## Directions
Copy the listing below exactly, but skip the pictures.

## The data
──────────

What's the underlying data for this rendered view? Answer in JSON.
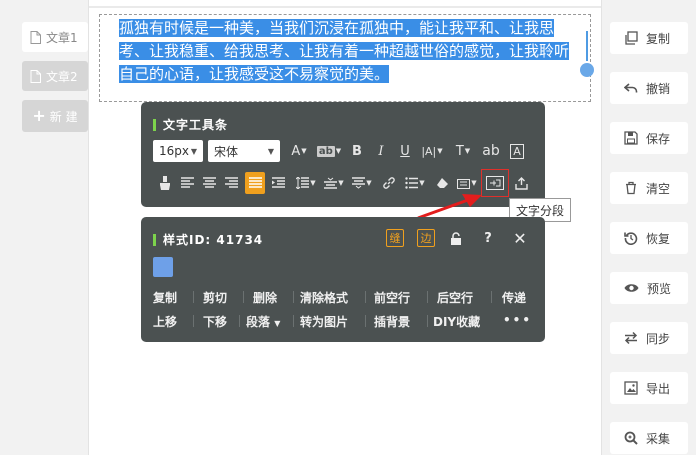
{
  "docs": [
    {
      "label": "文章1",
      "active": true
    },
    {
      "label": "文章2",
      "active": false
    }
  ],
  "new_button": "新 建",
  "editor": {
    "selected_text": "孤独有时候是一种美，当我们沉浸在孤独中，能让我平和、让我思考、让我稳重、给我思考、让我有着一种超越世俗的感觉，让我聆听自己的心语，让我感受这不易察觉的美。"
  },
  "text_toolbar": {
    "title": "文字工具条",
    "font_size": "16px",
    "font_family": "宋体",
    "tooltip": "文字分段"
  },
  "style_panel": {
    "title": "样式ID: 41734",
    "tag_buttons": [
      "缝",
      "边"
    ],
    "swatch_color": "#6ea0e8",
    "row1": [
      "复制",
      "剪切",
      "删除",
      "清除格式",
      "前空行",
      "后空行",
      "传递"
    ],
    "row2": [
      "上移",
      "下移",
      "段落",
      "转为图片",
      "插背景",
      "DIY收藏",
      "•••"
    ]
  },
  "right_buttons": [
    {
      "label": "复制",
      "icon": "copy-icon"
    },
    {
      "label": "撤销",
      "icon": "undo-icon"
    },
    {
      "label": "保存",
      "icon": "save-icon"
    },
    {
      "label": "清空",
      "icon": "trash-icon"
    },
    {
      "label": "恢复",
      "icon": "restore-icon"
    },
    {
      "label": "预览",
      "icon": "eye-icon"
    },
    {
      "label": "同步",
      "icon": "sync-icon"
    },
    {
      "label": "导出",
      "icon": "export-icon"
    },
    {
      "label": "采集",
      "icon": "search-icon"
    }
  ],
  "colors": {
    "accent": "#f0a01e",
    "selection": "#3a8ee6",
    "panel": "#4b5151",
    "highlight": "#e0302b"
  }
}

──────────

## Your response
What's the underlying data for this rendered view? Answer in JSON.
{
  "docs": [
    {
      "label": "文章1",
      "active": true
    },
    {
      "label": "文章2",
      "active": false
    }
  ],
  "new_button": "新 建",
  "editor": {
    "selected_text": "孤独有时候是一种美，当我们沉浸在孤独中，能让我平和、让我思考、让我稳重、给我思考、让我有着一种超越世俗的感觉，让我聆听自己的心语，让我感受这不易察觉的美。"
  },
  "text_toolbar": {
    "title": "文字工具条",
    "font_size": "16px",
    "font_family": "宋体",
    "tooltip": "文字分段"
  },
  "style_panel": {
    "title": "样式ID: 41734",
    "tag_buttons": [
      "缝",
      "边"
    ],
    "swatch_color": "#6ea0e8",
    "row1": [
      "复制",
      "剪切",
      "删除",
      "清除格式",
      "前空行",
      "后空行",
      "传递"
    ],
    "row2": [
      "上移",
      "下移",
      "段落",
      "转为图片",
      "插背景",
      "DIY收藏",
      "•••"
    ]
  },
  "right_buttons": [
    {
      "label": "复制",
      "icon": "copy-icon"
    },
    {
      "label": "撤销",
      "icon": "undo-icon"
    },
    {
      "label": "保存",
      "icon": "save-icon"
    },
    {
      "label": "清空",
      "icon": "trash-icon"
    },
    {
      "label": "恢复",
      "icon": "restore-icon"
    },
    {
      "label": "预览",
      "icon": "eye-icon"
    },
    {
      "label": "同步",
      "icon": "sync-icon"
    },
    {
      "label": "导出",
      "icon": "export-icon"
    },
    {
      "label": "采集",
      "icon": "search-icon"
    }
  ],
  "colors": {
    "accent": "#f0a01e",
    "selection": "#3a8ee6",
    "panel": "#4b5151",
    "highlight": "#e0302b"
  }
}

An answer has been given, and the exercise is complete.